# Task to complete:
Copy every line that contains the string "Cost" from the entries below.

# Exercise data:

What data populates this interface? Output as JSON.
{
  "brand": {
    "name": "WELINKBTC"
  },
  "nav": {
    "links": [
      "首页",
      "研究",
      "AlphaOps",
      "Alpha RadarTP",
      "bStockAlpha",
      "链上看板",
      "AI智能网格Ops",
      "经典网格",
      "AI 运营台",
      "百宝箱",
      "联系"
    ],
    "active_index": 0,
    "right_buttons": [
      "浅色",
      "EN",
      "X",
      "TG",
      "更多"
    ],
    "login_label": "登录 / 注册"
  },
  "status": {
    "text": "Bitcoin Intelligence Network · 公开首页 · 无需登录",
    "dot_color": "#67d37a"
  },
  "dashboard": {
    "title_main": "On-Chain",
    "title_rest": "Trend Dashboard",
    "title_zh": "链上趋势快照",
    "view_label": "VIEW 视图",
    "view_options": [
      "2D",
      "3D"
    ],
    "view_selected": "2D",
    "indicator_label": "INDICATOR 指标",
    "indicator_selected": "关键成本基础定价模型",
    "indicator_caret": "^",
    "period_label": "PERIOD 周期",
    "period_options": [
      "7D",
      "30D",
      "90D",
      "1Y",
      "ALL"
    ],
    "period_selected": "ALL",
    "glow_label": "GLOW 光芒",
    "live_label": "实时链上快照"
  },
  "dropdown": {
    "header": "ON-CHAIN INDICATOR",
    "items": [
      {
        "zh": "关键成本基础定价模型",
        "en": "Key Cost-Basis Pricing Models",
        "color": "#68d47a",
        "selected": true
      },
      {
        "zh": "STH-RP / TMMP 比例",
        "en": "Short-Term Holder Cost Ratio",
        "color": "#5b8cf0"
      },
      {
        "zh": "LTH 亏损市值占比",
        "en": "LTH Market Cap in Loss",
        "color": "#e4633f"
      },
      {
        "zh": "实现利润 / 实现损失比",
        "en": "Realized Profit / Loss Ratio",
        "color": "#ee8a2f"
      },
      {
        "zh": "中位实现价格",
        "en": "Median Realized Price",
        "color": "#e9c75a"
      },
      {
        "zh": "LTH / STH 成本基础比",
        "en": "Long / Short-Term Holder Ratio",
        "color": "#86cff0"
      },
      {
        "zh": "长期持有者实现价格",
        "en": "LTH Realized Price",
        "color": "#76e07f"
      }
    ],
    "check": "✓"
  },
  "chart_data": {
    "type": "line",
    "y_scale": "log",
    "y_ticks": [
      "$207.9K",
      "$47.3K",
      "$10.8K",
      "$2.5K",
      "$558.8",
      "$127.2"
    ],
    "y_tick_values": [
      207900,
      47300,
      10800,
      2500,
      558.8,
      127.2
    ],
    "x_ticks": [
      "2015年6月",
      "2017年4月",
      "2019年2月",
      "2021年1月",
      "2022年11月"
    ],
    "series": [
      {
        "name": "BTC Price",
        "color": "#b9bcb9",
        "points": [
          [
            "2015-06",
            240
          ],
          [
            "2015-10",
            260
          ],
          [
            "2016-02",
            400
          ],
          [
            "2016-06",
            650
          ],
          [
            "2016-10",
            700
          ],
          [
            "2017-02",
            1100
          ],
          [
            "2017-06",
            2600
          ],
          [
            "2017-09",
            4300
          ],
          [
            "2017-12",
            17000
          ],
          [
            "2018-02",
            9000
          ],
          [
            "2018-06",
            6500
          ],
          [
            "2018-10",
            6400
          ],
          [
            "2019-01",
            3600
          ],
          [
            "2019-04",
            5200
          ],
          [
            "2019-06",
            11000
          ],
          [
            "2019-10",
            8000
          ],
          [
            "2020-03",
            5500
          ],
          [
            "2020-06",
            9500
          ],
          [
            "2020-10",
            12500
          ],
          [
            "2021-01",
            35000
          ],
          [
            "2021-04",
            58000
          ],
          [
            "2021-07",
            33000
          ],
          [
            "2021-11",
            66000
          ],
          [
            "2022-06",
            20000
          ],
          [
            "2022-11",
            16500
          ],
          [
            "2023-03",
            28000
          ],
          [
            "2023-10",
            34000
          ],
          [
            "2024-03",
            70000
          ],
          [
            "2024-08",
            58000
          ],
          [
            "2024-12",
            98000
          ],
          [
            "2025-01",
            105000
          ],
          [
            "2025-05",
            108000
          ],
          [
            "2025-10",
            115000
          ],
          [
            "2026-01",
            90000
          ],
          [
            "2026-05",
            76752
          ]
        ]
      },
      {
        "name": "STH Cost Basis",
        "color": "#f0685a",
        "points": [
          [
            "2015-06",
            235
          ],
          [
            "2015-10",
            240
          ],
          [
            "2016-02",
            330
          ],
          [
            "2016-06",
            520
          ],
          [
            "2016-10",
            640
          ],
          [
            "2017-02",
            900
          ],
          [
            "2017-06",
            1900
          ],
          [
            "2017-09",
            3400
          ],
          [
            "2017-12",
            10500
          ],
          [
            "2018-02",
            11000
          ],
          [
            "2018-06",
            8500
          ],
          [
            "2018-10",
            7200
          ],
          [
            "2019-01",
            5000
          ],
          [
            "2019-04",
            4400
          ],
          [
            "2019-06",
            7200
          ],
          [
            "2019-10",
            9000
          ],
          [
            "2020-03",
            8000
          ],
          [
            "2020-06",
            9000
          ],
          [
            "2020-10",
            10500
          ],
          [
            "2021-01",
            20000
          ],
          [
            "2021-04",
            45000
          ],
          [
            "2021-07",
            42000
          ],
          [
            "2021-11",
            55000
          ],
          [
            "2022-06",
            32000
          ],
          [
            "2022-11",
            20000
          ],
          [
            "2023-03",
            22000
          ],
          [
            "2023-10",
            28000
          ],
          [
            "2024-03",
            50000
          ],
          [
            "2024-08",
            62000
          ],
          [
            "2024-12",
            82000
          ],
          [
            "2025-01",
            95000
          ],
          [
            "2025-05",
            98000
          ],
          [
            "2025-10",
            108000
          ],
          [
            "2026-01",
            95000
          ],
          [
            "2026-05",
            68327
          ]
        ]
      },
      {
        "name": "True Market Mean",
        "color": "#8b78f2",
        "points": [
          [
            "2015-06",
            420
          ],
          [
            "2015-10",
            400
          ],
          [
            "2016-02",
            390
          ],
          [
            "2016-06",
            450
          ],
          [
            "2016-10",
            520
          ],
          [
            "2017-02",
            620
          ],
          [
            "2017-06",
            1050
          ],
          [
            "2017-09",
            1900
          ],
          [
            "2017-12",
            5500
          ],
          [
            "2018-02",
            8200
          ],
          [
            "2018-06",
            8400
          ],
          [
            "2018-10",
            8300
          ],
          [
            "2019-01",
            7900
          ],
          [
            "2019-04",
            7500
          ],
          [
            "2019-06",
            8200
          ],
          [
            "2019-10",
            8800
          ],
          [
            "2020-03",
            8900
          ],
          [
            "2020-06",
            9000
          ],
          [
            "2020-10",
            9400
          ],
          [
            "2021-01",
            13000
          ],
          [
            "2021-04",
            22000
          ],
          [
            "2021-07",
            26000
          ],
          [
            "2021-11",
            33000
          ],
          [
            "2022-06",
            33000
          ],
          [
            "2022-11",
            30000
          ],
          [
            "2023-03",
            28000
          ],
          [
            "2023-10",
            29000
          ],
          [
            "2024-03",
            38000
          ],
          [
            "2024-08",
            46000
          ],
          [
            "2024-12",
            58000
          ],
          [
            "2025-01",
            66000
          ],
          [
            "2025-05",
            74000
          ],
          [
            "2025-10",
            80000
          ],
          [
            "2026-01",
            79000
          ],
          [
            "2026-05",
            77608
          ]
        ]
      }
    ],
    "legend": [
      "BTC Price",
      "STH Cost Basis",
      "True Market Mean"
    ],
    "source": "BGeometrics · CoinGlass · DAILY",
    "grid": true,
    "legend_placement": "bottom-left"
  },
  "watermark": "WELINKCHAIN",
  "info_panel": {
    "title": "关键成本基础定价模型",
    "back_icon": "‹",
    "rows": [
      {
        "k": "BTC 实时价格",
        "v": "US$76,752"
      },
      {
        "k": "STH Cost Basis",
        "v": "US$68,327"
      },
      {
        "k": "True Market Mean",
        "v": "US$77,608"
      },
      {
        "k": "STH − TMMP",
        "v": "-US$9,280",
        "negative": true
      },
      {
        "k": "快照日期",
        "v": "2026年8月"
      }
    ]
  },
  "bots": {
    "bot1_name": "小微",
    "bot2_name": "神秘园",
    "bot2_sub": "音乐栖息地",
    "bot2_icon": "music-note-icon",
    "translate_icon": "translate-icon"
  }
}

# Answer to this task:
        "en": "Key Cost-Basis Pricing Models",
        "en": "Short-Term Holder Cost Ratio",
        "name": "STH Cost Basis",
      "STH Cost Basis",
        "k": "STH Cost Basis",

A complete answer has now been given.